(App and web page records)
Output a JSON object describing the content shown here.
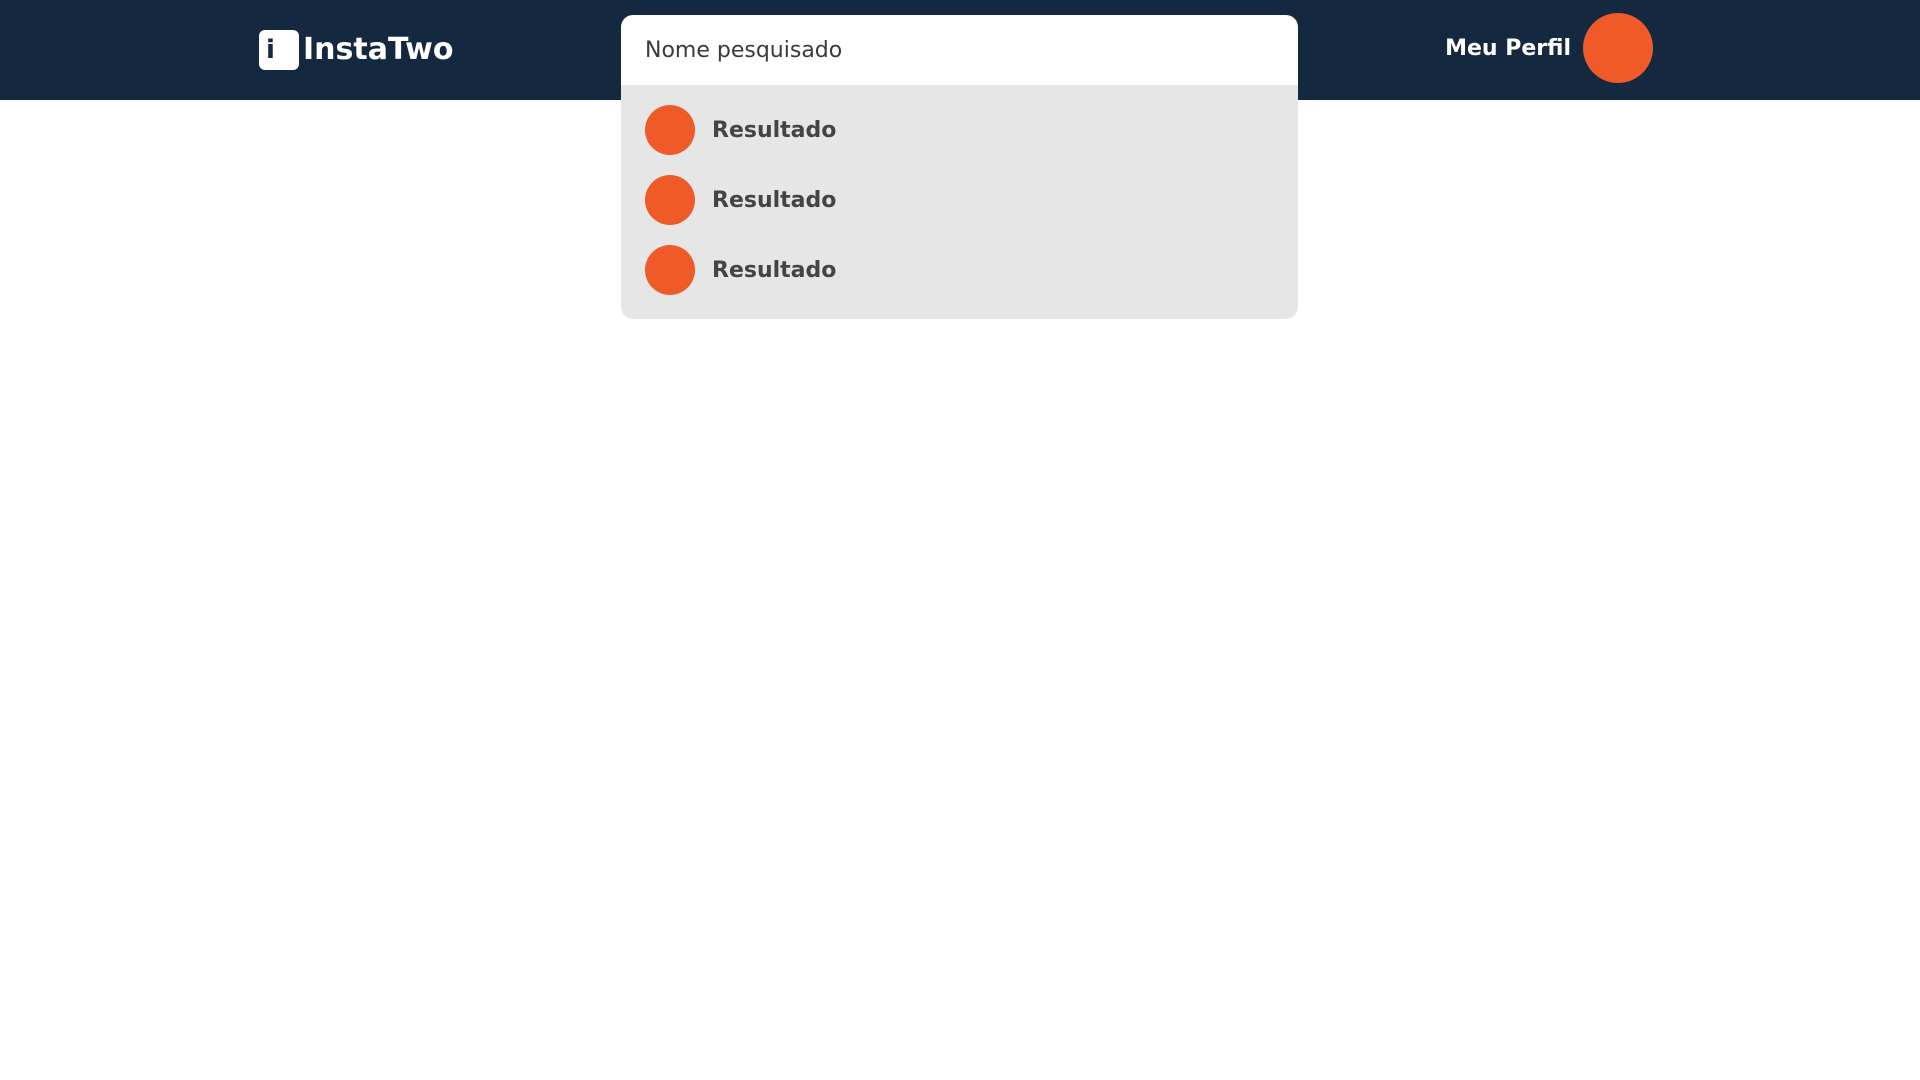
{
  "header": {
    "brand": {
      "icon": "i-logo-icon",
      "icon_glyph": "i",
      "name": "InstaTwo"
    },
    "search": {
      "value": "Nome pesquisado",
      "placeholder": ""
    },
    "profile": {
      "label": "Meu Perfil",
      "avatar_color": "#f05a28"
    }
  },
  "search_results": [
    {
      "name": "Resultado",
      "avatar_color": "#f05a28"
    },
    {
      "name": "Resultado",
      "avatar_color": "#f05a28"
    },
    {
      "name": "Resultado",
      "avatar_color": "#f05a28"
    }
  ],
  "colors": {
    "header_bg": "#142840",
    "accent": "#f05a28",
    "dropdown_bg": "#e6e6e6",
    "page_bg": "#ffffff"
  }
}
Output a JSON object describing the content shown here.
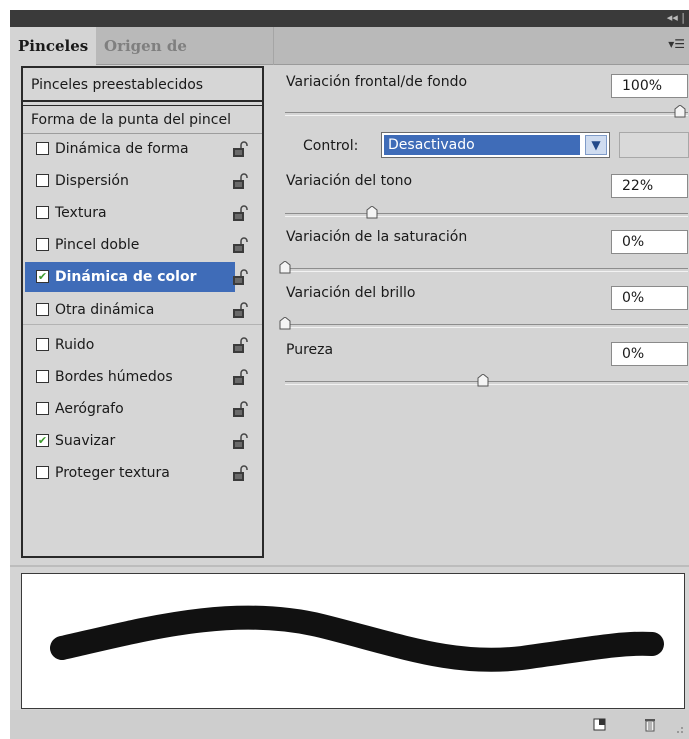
{
  "tabs": [
    {
      "label": "Pinceles"
    },
    {
      "label": "Origen de clonación"
    }
  ],
  "left_panel": {
    "presets_label": "Pinceles preestablecidos",
    "tip_shape_label": "Forma de la punta del pincel",
    "items": [
      {
        "label": "Dinámica de forma",
        "checked": false
      },
      {
        "label": "Dispersión",
        "checked": false
      },
      {
        "label": "Textura",
        "checked": false
      },
      {
        "label": "Pincel doble",
        "checked": false
      },
      {
        "label": "Dinámica de color",
        "checked": true,
        "selected": true
      },
      {
        "label": "Otra dinámica",
        "checked": false
      },
      {
        "label": "Ruido",
        "checked": false
      },
      {
        "label": "Bordes húmedos",
        "checked": false
      },
      {
        "label": "Aerógrafo",
        "checked": false
      },
      {
        "label": "Suavizar",
        "checked": true
      },
      {
        "label": "Proteger textura",
        "checked": false
      }
    ]
  },
  "settings": {
    "foreground_background": {
      "label": "Variación frontal/de fondo",
      "value": "100%",
      "level": 1.0
    },
    "control": {
      "label": "Control:",
      "selected": "Desactivado"
    },
    "hue": {
      "label": "Variación del tono",
      "value": "22%",
      "level": 0.22
    },
    "saturation": {
      "label": "Variación de la saturación",
      "value": "0%",
      "level": 0.0
    },
    "brightness": {
      "label": "Variación del brillo",
      "value": "0%",
      "level": 0.0
    },
    "purity": {
      "label": "Pureza",
      "value": "0%",
      "level": 0.5
    }
  },
  "colors": {
    "selection": "#3f6cb8",
    "panel": "#d4d4d4",
    "check": "#3d9a2d"
  },
  "icons": [
    "collapse-arrows-icon",
    "panel-menu-icon",
    "lock-icon",
    "new-brush-icon",
    "trash-icon",
    "resize-grip-icon"
  ]
}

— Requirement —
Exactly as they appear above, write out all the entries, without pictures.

— Response —
Output a JSON object describing the content shown here.
{
  "header": {
    "brand": {
      "icon": "i-logo-icon",
      "icon_glyph": "i",
      "name": "InstaTwo"
    },
    "search": {
      "value": "Nome pesquisado",
      "placeholder": ""
    },
    "profile": {
      "label": "Meu Perfil",
      "avatar_color": "#f05a28"
    }
  },
  "search_results": [
    {
      "name": "Resultado",
      "avatar_color": "#f05a28"
    },
    {
      "name": "Resultado",
      "avatar_color": "#f05a28"
    },
    {
      "name": "Resultado",
      "avatar_color": "#f05a28"
    }
  ],
  "colors": {
    "header_bg": "#142840",
    "accent": "#f05a28",
    "dropdown_bg": "#e6e6e6",
    "page_bg": "#ffffff"
  }
}
Output a JSON object describing the content shown here.
{
  "tabs": [
    {
      "label": "Pinceles"
    },
    {
      "label": "Origen de clonación"
    }
  ],
  "left_panel": {
    "presets_label": "Pinceles preestablecidos",
    "tip_shape_label": "Forma de la punta del pincel",
    "items": [
      {
        "label": "Dinámica de forma",
        "checked": false
      },
      {
        "label": "Dispersión",
        "checked": false
      },
      {
        "label": "Textura",
        "checked": false
      },
      {
        "label": "Pincel doble",
        "checked": false
      },
      {
        "label": "Dinámica de color",
        "checked": true,
        "selected": true
      },
      {
        "label": "Otra dinámica",
        "checked": false
      },
      {
        "label": "Ruido",
        "checked": false
      },
      {
        "label": "Bordes húmedos",
        "checked": false
      },
      {
        "label": "Aerógrafo",
        "checked": false
      },
      {
        "label": "Suavizar",
        "checked": true
      },
      {
        "label": "Proteger textura",
        "checked": false
      }
    ]
  },
  "settings": {
    "foreground_background": {
      "label": "Variación frontal/de fondo",
      "value": "100%",
      "level": 1.0
    },
    "control": {
      "label": "Control:",
      "selected": "Desactivado"
    },
    "hue": {
      "label": "Variación del tono",
      "value": "22%",
      "level": 0.22
    },
    "saturation": {
      "label": "Variación de la saturación",
      "value": "0%",
      "level": 0.0
    },
    "brightness": {
      "label": "Variación del brillo",
      "value": "0%",
      "level": 0.0
    },
    "purity": {
      "label": "Pureza",
      "value": "0%",
      "level": 0.5
    }
  },
  "colors": {
    "selection": "#3f6cb8",
    "panel": "#d4d4d4",
    "check": "#3d9a2d"
  },
  "icons": [
    "collapse-arrows-icon",
    "panel-menu-icon",
    "lock-icon",
    "new-brush-icon",
    "trash-icon",
    "resize-grip-icon"
  ]
}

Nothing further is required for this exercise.